LEE COUNTY: Unemployment rate remains high
As Lee County celebrates Labor Day, most people will have Monday off from work. But many also won't work Tuesday, Wednesday or any other day because they're still searching for a job.
The county's unemployment rate rose to 11.5 percent in July — up from 11.2 percent in June — keeping it among the highest in the state and one of just nine counties whose unemployment rate didn't fall or at least stay the same. It is better than the county's 12.3 percent unemployment a year ago, but it's also significantly higher than the state average of 8.9 percent for July, which was the third-highest in the country.
"This just continues to plague us," Sanford Area Chamber of Commerce President Bob Joyce said. "We have this very stubborn unemployment that just refuses to budge.
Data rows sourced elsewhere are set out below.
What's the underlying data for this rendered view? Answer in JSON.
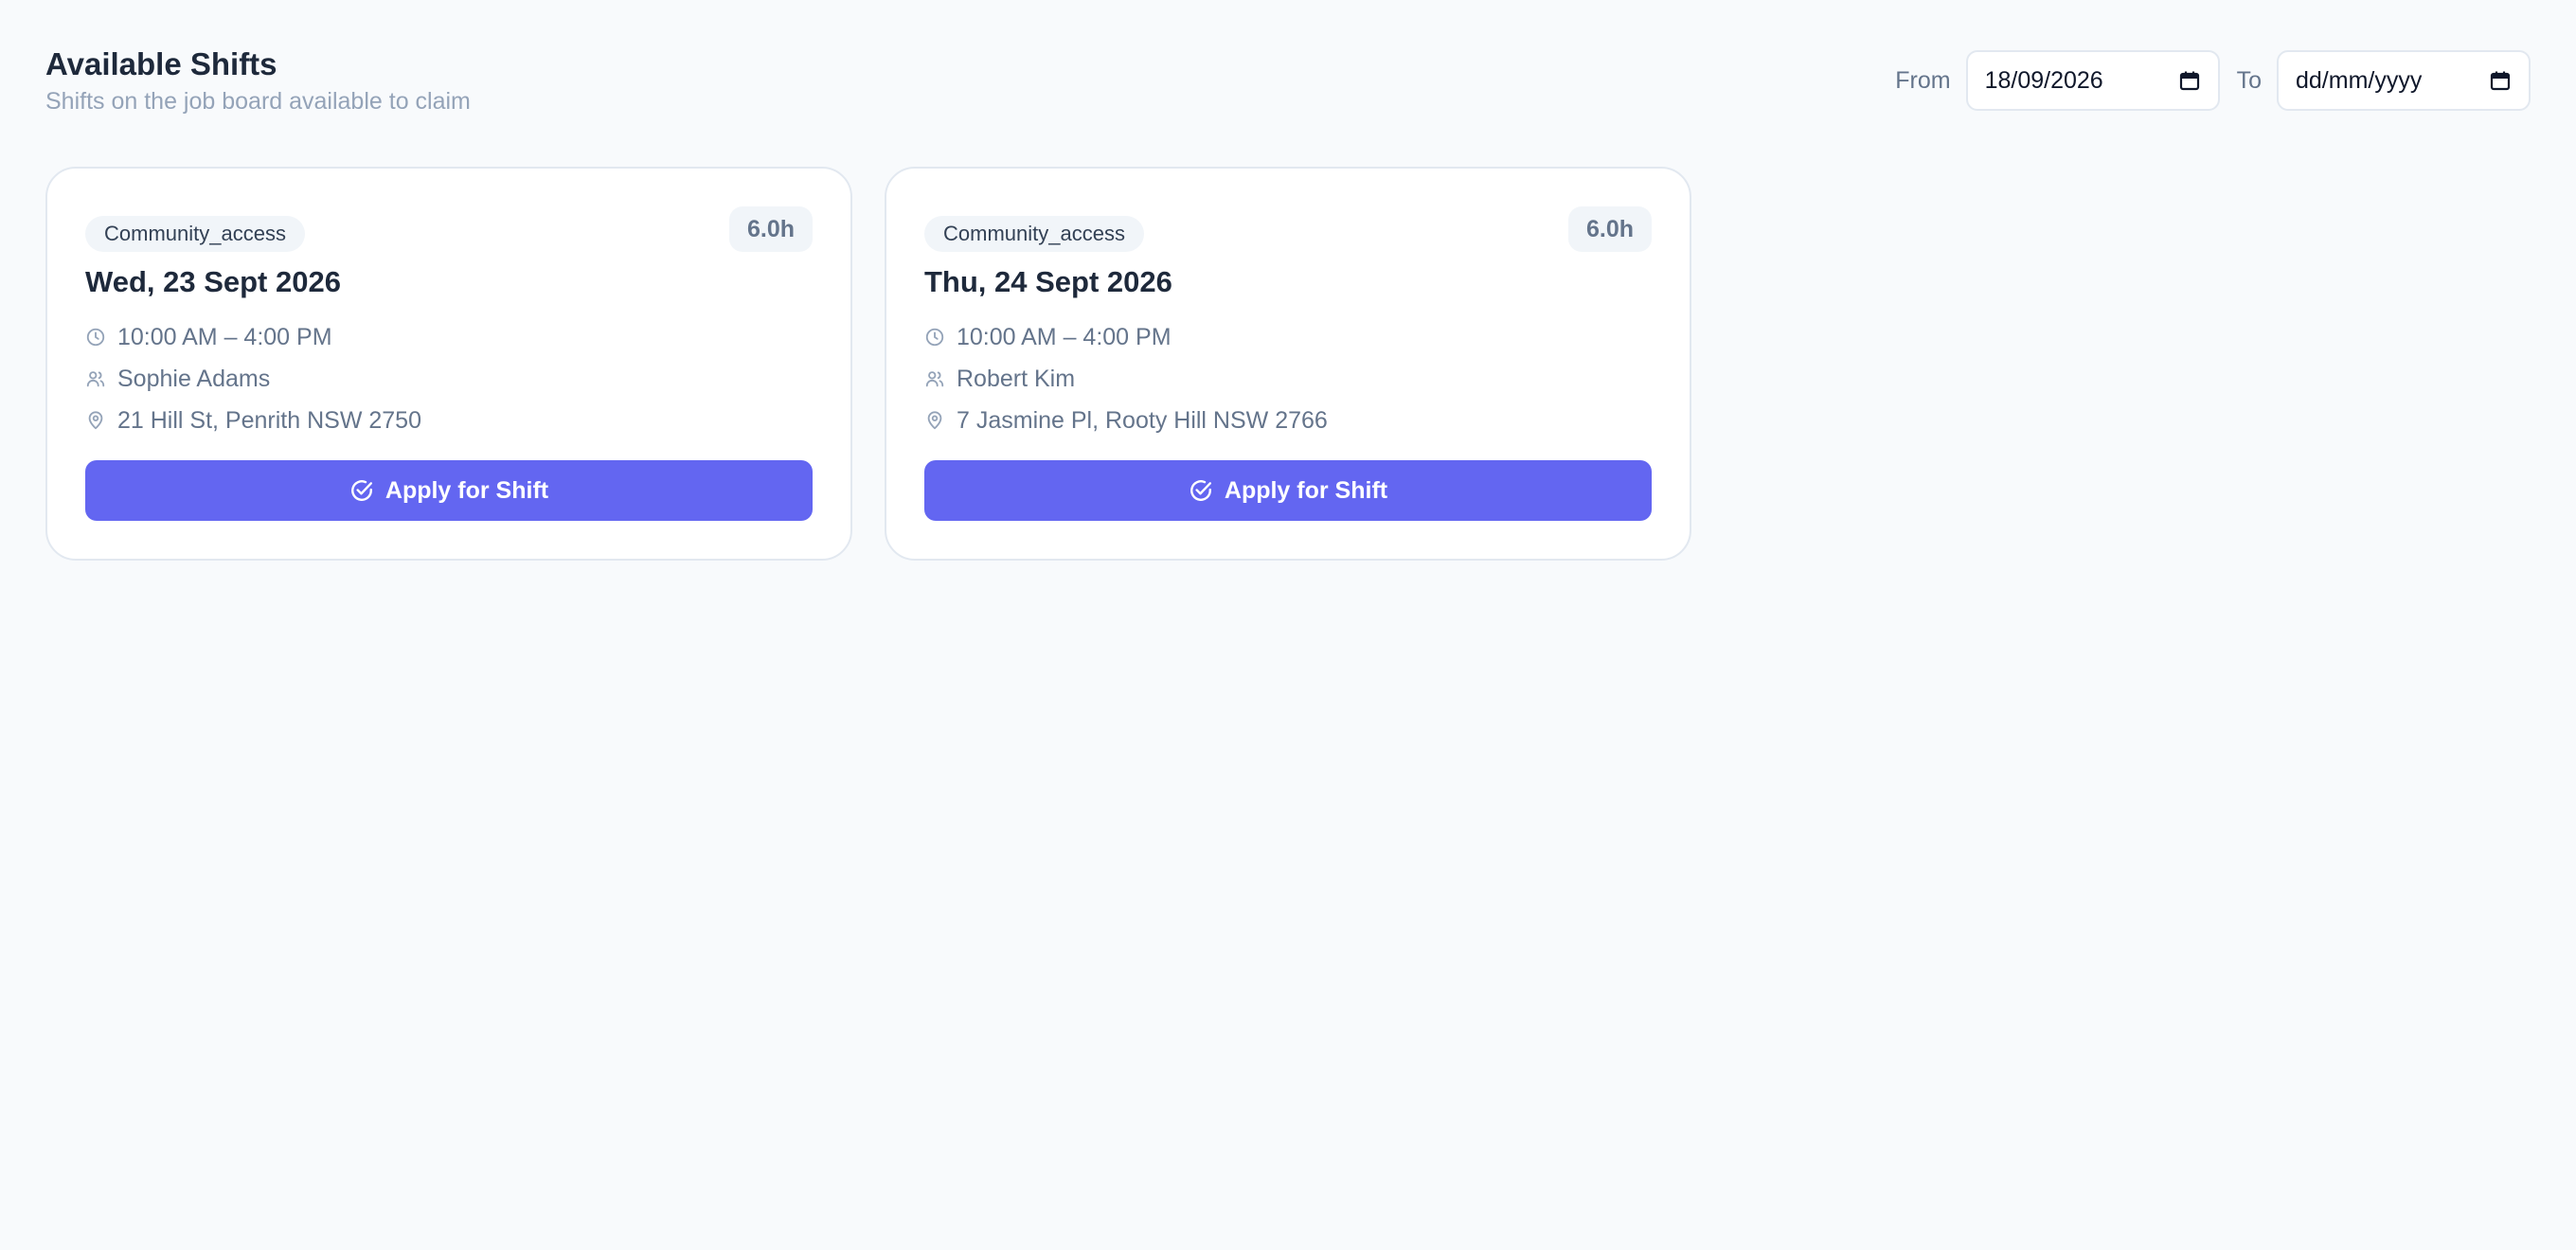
{
  "header": {
    "title": "Available Shifts",
    "subtitle": "Shifts on the job board available to claim"
  },
  "filters": {
    "from_label": "From",
    "from_value": "18/09/2026",
    "to_label": "To",
    "to_value": "dd/mm/yyyy"
  },
  "icons": {
    "calendar": "calendar-icon",
    "clock": "clock-icon",
    "client": "users-icon",
    "location": "map-pin-icon",
    "apply": "check-circle-icon"
  },
  "colors": {
    "accent": "#6366f1",
    "background": "#f8fafc"
  },
  "shifts": [
    {
      "type": "Community_access",
      "hours": "6.0h",
      "date": "Wed, 23 Sept 2026",
      "time": "10:00 AM – 4:00 PM",
      "client": "Sophie Adams",
      "address": "21 Hill St, Penrith NSW 2750",
      "button_label": "Apply for Shift"
    },
    {
      "type": "Community_access",
      "hours": "6.0h",
      "date": "Thu, 24 Sept 2026",
      "time": "10:00 AM – 4:00 PM",
      "client": "Robert Kim",
      "address": "7 Jasmine Pl, Rooty Hill NSW 2766",
      "button_label": "Apply for Shift"
    }
  ]
}
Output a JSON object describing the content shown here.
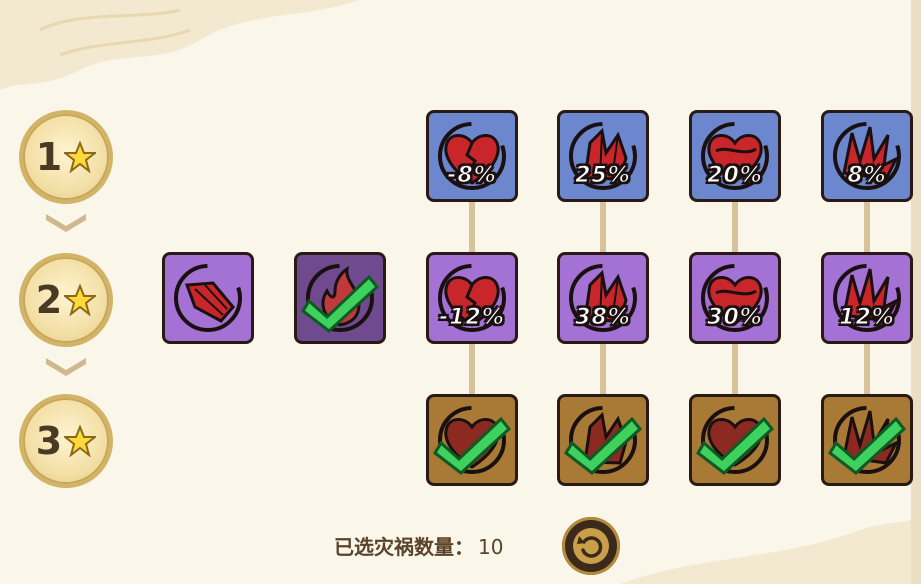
{
  "tiers": [
    {
      "number": "1"
    },
    {
      "number": "2"
    },
    {
      "number": "3"
    }
  ],
  "rows": {
    "tier1": [
      {
        "icon": "broken-heart-icon",
        "value": "-8%"
      },
      {
        "icon": "crystal-cluster-icon",
        "value": "25%"
      },
      {
        "icon": "bleeding-heart-icon",
        "value": "20%"
      },
      {
        "icon": "spike-burst-icon",
        "value": "8%"
      }
    ],
    "tier2": [
      {
        "icon": "crystal-shard-icon",
        "value": ""
      },
      {
        "icon": "flame-icon",
        "value": "",
        "selected": true
      },
      {
        "icon": "broken-heart-icon",
        "value": "-12%"
      },
      {
        "icon": "crystal-cluster-icon",
        "value": "38%"
      },
      {
        "icon": "bleeding-heart-icon",
        "value": "30%"
      },
      {
        "icon": "spike-burst-icon",
        "value": "12%"
      }
    ],
    "tier3": [
      {
        "icon": "broken-heart-icon",
        "value": "",
        "selected": true
      },
      {
        "icon": "crystal-cluster-icon",
        "value": "",
        "selected": true
      },
      {
        "icon": "bleeding-heart-icon",
        "value": "",
        "selected": true
      },
      {
        "icon": "spike-burst-icon",
        "value": "",
        "selected": true
      }
    ]
  },
  "footer": {
    "label": "已选灾祸数量：",
    "count": "10"
  },
  "colors": {
    "tier1_card": "#6d87cf",
    "tier2_card": "#a472d4",
    "tier3_card": "#a97a35",
    "check": "#3fd15e",
    "icon_red": "#c8262a"
  }
}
We're one of nine counties that has an increase? That's just devastating."
He said a high unemployment rate leads to a deadly cycle for individuals and businesses alike: People without jobs don't spend as much money, which hurts local businesses. Once those businesses reach a tipping point, they have to conduct lay offs or even shut down completely. Those newly unemployed people won't spend as much as before, which hurts the businesses they used to go to. And so on.
Joyce said that cycle is what's keeping the country — and especially smaller, more rural areas like Lee County — in the recession. But there's a way out for Lee County, he said, and it all starts with the very thing Labor Day celebrates: the blue collar worker.
More than a third of people employed in Lee County — as of 2011, at least, according to MIT's Community Economic Toolbox — are employed in manufacturing, which is more than double the state average. Joyce said Lee County can pull itself up through that industry, but it won't be easy.
There are open manufacturing jobs which pay decently, he said, but technology has changed the industry so much in recent years that many locals simply aren't qualified to fill those openings in terms of training, knowledge or expertise. He thinks that will change, if people get the chance.
"We've always had a really good work ethic in Lee County, " he said. "It's been a hallmark of our labor force here."
That labor force basically mirrors the county's population, Joyce said, summing it up in one word: diverse.
Of the county's census-estimated 60,000 people in 2012, 58 percent were white, 20 percent were black and 19 percent were Latino, with the rest split between various ethnicities. More than 11 percent were born in another country, and 18.5 percent — nearly one in every five people — speak a language other than English at home. More than 80 percent of adults graduated high school, but fewer than 20 percent have a bachelor's degree or higher. About 17 percent of Lee County residents live in poverty, and the annual per capita income was nearly $4,000 less than the state average, at about $21,700.
But Joyce said the main number that matters is the high unemployment rate — which has been in the double digits for nearly five years — because when it goes down, the county's economic future will be looking up. And it starts, he reiterated, with helping manufacturers find the employees they need locally.
"We've got to figure out how we match up people who want to work with the retraining for the jobs that are available," he said.
That's where Central Carolina Community College comes in. President Bud Marchant said one of the college's main objectives is to retrain adults who are out of work or whose skills are becoming obsolete.
"There are manufacturers in particular — but also others — who have jobs but need people with certain skills," Marchant said. "... We're trying to match that. We're trying to get the skills that people have up to where employers need them to be."
That goal, he said, means the college must also be up on the latest trends. For instance, the college is looking into starting a program to teach people how to do maintenance and other technical work on natural gas wells. Marchant said that as long as it looks like the state will allow hydraulic fracturing, the college will be ready to prepare people to work in the industry.
"If it appears that (natural gas drilling) is imminent, we certainly want some of those jobs, or the majority of those jobs, to go to locals," Marchant said, noting that right now, virtually no one in North Carolina has the required training or experience because there hasn't been drilling here in years.
Joyce didn't address fracking specifically, but he said Lee County needs something — anything — that will result in a big boost in hiring.
"There's a lot of interest," he said, of businesses who have considered moving to Lee County. "We're just not landing anybody. And we have to do something about that. ... We've been working quite a while for an industry that would mean hundreds of jobs, and that's what we need. A few jobs here and there isn't going to cut it."